EXERCISE AIM>
Below are records with pictures in them; print them exactly, omitting the pictures.

————

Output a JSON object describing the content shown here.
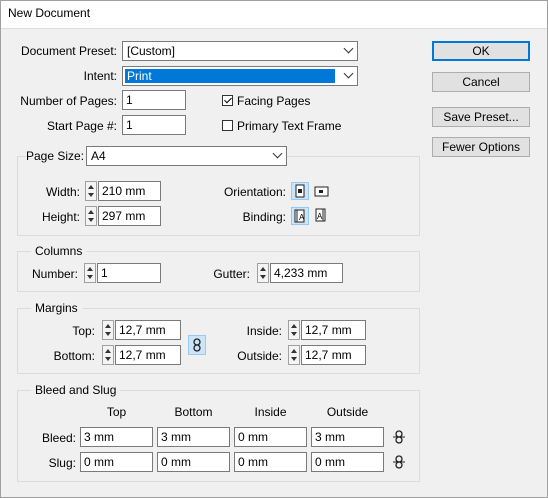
{
  "window": {
    "title": "New Document"
  },
  "preset": {
    "label": "Document Preset:",
    "value": "[Custom]"
  },
  "intent": {
    "label": "Intent:",
    "value": "Print"
  },
  "pages": {
    "number_label": "Number of Pages:",
    "number_value": "1",
    "start_label": "Start Page #:",
    "start_value": "1"
  },
  "options": {
    "facing_label": "Facing Pages",
    "facing_checked": true,
    "primary_label": "Primary Text Frame",
    "primary_checked": false
  },
  "buttons": {
    "ok": "OK",
    "cancel": "Cancel",
    "save_preset": "Save Preset...",
    "fewer_options": "Fewer Options"
  },
  "page_size": {
    "label": "Page Size:",
    "value": "A4",
    "width_label": "Width:",
    "width_value": "210 mm",
    "height_label": "Height:",
    "height_value": "297 mm",
    "orientation_label": "Orientation:",
    "binding_label": "Binding:"
  },
  "columns": {
    "title": "Columns",
    "number_label": "Number:",
    "number_value": "1",
    "gutter_label": "Gutter:",
    "gutter_value": "4,233 mm"
  },
  "margins": {
    "title": "Margins",
    "top_label": "Top:",
    "top_value": "12,7 mm",
    "bottom_label": "Bottom:",
    "bottom_value": "12,7 mm",
    "inside_label": "Inside:",
    "inside_value": "12,7 mm",
    "outside_label": "Outside:",
    "outside_value": "12,7 mm"
  },
  "bleed_slug": {
    "title": "Bleed and Slug",
    "headers": [
      "Top",
      "Bottom",
      "Inside",
      "Outside"
    ],
    "bleed_label": "Bleed:",
    "bleed_values": [
      "3 mm",
      "3 mm",
      "0 mm",
      "3 mm"
    ],
    "slug_label": "Slug:",
    "slug_values": [
      "0 mm",
      "0 mm",
      "0 mm",
      "0 mm"
    ]
  },
  "icons": {
    "orientation_portrait": "portrait-orientation-icon",
    "orientation_landscape": "landscape-orientation-icon",
    "binding_left": "left-binding-icon",
    "binding_right": "right-binding-icon",
    "chain": "chain-link-icon"
  },
  "colors": {
    "accent": "#0078d7",
    "dialog_bg": "#f0f0f0"
  }
}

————

ANSWER TO THIS EXERCISE>
Output a JSON object describing the content shown here.
{
  "window": {
    "title": "New Document"
  },
  "preset": {
    "label": "Document Preset:",
    "value": "[Custom]"
  },
  "intent": {
    "label": "Intent:",
    "value": "Print"
  },
  "pages": {
    "number_label": "Number of Pages:",
    "number_value": "1",
    "start_label": "Start Page #:",
    "start_value": "1"
  },
  "options": {
    "facing_label": "Facing Pages",
    "facing_checked": true,
    "primary_label": "Primary Text Frame",
    "primary_checked": false
  },
  "buttons": {
    "ok": "OK",
    "cancel": "Cancel",
    "save_preset": "Save Preset...",
    "fewer_options": "Fewer Options"
  },
  "page_size": {
    "label": "Page Size:",
    "value": "A4",
    "width_label": "Width:",
    "width_value": "210 mm",
    "height_label": "Height:",
    "height_value": "297 mm",
    "orientation_label": "Orientation:",
    "binding_label": "Binding:"
  },
  "columns": {
    "title": "Columns",
    "number_label": "Number:",
    "number_value": "1",
    "gutter_label": "Gutter:",
    "gutter_value": "4,233 mm"
  },
  "margins": {
    "title": "Margins",
    "top_label": "Top:",
    "top_value": "12,7 mm",
    "bottom_label": "Bottom:",
    "bottom_value": "12,7 mm",
    "inside_label": "Inside:",
    "inside_value": "12,7 mm",
    "outside_label": "Outside:",
    "outside_value": "12,7 mm"
  },
  "bleed_slug": {
    "title": "Bleed and Slug",
    "headers": [
      "Top",
      "Bottom",
      "Inside",
      "Outside"
    ],
    "bleed_label": "Bleed:",
    "bleed_values": [
      "3 mm",
      "3 mm",
      "0 mm",
      "3 mm"
    ],
    "slug_label": "Slug:",
    "slug_values": [
      "0 mm",
      "0 mm",
      "0 mm",
      "0 mm"
    ]
  },
  "icons": {
    "orientation_portrait": "portrait-orientation-icon",
    "orientation_landscape": "landscape-orientation-icon",
    "binding_left": "left-binding-icon",
    "binding_right": "right-binding-icon",
    "chain": "chain-link-icon"
  },
  "colors": {
    "accent": "#0078d7",
    "dialog_bg": "#f0f0f0"
  }
}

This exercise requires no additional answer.